─── Provided records ───

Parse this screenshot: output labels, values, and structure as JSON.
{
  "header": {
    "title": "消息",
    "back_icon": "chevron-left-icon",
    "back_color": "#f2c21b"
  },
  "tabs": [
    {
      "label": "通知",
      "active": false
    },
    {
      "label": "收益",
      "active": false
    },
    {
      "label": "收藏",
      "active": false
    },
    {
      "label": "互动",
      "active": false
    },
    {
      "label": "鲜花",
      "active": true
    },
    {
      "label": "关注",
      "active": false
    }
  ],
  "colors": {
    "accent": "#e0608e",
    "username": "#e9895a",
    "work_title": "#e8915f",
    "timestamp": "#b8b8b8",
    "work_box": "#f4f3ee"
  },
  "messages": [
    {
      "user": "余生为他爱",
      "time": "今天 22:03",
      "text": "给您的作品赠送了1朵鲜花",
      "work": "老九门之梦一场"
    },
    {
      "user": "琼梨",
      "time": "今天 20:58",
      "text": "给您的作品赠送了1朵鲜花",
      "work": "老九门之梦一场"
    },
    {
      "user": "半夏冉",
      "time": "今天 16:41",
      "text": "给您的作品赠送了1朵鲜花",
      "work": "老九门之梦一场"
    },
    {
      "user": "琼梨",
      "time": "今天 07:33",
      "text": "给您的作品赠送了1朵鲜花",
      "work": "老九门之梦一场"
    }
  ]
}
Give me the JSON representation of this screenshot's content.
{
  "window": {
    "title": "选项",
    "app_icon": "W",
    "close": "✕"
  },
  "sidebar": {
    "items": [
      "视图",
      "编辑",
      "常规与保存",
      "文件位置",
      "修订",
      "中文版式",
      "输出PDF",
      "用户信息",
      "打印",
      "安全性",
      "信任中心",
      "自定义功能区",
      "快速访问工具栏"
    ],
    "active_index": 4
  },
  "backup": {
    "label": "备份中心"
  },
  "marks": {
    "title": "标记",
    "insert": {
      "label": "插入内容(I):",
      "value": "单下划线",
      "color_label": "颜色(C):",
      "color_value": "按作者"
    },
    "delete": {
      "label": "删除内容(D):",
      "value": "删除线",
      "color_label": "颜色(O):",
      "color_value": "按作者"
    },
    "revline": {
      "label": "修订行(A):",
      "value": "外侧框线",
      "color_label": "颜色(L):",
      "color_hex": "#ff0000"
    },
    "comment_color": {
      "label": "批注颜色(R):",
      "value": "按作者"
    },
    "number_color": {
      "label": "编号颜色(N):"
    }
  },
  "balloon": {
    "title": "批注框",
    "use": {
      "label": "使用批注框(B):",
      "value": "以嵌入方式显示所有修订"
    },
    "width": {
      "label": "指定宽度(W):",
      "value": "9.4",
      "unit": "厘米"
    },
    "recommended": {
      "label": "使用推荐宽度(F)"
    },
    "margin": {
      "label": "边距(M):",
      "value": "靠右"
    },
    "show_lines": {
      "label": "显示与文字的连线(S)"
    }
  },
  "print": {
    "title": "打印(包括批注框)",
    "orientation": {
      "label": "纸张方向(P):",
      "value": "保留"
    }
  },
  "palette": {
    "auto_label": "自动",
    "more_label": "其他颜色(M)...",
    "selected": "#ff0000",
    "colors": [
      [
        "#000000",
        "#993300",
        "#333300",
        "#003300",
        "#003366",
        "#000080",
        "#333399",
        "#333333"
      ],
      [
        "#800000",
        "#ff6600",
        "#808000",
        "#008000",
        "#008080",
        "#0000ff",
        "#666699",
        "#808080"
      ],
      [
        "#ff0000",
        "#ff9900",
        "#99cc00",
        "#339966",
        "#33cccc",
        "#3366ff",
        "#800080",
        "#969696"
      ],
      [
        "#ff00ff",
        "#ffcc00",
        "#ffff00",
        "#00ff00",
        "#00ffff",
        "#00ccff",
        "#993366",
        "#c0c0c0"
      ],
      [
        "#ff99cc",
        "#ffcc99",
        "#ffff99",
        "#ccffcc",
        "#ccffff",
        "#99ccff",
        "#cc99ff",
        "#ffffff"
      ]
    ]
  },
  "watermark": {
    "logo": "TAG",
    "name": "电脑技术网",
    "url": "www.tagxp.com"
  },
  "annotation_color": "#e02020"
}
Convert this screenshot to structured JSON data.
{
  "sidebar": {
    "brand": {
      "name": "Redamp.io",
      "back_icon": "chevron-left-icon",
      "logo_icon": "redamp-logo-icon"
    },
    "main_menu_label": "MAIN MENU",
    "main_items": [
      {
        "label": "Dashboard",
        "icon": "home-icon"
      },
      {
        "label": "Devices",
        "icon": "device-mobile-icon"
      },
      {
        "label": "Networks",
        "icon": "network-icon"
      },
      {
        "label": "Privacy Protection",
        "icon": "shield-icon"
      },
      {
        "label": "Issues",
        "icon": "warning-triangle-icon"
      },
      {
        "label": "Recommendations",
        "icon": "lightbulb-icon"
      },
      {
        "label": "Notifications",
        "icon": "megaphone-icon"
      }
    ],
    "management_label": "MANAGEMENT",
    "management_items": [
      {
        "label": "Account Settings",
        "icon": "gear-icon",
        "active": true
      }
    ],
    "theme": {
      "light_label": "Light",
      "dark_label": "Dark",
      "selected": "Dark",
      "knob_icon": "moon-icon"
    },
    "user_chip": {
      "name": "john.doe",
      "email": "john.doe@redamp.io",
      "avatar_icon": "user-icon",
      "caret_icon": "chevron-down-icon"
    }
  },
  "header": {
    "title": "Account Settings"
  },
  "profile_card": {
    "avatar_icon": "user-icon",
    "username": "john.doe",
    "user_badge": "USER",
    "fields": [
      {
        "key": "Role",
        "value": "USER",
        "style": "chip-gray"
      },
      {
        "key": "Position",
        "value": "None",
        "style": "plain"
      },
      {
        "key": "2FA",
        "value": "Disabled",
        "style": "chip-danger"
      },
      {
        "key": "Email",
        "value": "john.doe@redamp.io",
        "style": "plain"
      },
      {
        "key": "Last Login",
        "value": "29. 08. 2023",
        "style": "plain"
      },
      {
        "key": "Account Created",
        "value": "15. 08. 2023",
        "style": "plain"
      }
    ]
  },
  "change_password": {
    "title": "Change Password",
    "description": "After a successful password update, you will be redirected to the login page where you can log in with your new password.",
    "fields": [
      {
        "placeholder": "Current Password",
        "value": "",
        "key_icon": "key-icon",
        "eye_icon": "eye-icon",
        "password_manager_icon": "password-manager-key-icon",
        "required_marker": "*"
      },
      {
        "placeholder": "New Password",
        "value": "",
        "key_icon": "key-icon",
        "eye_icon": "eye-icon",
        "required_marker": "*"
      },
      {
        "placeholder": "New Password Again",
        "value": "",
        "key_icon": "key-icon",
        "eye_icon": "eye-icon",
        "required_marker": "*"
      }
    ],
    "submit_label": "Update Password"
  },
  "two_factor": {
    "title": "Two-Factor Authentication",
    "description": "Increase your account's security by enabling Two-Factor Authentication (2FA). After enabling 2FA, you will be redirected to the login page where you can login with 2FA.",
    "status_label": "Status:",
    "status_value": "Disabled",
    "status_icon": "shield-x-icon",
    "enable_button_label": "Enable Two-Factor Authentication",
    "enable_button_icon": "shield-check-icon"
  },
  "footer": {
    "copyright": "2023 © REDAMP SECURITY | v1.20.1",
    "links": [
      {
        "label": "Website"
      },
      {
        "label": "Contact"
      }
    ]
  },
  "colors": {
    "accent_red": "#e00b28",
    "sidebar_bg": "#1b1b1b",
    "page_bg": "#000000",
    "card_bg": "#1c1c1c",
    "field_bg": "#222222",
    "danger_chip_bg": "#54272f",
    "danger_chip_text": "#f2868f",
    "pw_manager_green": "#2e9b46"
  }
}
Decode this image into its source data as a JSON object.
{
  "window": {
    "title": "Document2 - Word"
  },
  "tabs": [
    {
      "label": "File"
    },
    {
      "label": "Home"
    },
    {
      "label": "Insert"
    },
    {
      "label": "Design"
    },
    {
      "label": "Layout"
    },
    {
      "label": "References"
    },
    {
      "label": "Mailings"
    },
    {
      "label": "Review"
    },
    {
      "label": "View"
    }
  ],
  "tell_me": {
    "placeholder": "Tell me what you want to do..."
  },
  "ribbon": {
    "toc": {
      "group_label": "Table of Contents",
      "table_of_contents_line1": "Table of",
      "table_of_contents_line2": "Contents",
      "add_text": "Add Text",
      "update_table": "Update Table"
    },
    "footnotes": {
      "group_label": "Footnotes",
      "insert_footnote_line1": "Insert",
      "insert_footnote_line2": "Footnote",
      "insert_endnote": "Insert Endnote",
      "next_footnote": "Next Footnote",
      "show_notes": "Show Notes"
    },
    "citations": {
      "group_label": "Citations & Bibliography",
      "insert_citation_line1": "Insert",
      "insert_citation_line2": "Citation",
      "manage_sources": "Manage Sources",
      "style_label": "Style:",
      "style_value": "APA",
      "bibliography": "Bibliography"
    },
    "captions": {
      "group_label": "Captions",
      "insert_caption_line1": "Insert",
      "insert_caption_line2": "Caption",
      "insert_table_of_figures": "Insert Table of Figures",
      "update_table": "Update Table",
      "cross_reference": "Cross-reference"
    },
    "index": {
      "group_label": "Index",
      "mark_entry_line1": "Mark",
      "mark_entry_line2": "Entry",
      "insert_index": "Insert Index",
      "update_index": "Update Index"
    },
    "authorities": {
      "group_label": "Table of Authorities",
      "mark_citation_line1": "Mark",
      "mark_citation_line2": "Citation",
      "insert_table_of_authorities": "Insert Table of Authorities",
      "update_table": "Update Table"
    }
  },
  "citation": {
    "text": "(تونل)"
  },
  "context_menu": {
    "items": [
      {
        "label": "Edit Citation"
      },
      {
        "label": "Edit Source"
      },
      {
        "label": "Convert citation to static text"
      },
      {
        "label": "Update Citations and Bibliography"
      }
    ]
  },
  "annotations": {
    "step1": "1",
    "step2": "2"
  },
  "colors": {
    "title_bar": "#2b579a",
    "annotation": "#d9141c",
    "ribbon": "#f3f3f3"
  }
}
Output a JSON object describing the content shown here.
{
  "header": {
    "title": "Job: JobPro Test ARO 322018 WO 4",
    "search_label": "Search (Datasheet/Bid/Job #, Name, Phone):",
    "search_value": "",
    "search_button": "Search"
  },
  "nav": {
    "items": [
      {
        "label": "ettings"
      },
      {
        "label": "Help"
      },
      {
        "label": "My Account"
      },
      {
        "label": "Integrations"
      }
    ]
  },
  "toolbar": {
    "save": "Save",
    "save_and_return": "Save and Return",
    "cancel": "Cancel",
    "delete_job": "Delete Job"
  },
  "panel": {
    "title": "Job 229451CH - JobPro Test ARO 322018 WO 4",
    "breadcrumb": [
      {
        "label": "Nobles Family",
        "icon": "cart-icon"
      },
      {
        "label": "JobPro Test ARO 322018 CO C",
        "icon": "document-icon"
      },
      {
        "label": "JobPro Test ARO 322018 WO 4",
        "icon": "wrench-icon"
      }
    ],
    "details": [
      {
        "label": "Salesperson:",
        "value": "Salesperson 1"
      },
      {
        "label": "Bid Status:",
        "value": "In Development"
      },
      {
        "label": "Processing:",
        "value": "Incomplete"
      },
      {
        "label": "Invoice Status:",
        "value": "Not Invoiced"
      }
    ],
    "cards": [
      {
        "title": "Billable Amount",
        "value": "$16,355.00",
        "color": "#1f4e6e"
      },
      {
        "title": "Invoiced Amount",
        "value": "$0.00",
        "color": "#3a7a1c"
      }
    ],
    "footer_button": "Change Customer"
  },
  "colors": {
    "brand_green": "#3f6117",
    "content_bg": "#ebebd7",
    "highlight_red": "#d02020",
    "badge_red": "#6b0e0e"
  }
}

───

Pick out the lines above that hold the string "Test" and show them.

■ Expected output
    "title": "Job: JobPro Test ARO 322018 WO 4",
    "title": "Job 229451CH - JobPro Test ARO 322018 WO 4",
        "label": "JobPro Test ARO 322018 CO C",
        "label": "JobPro Test ARO 322018 WO 4",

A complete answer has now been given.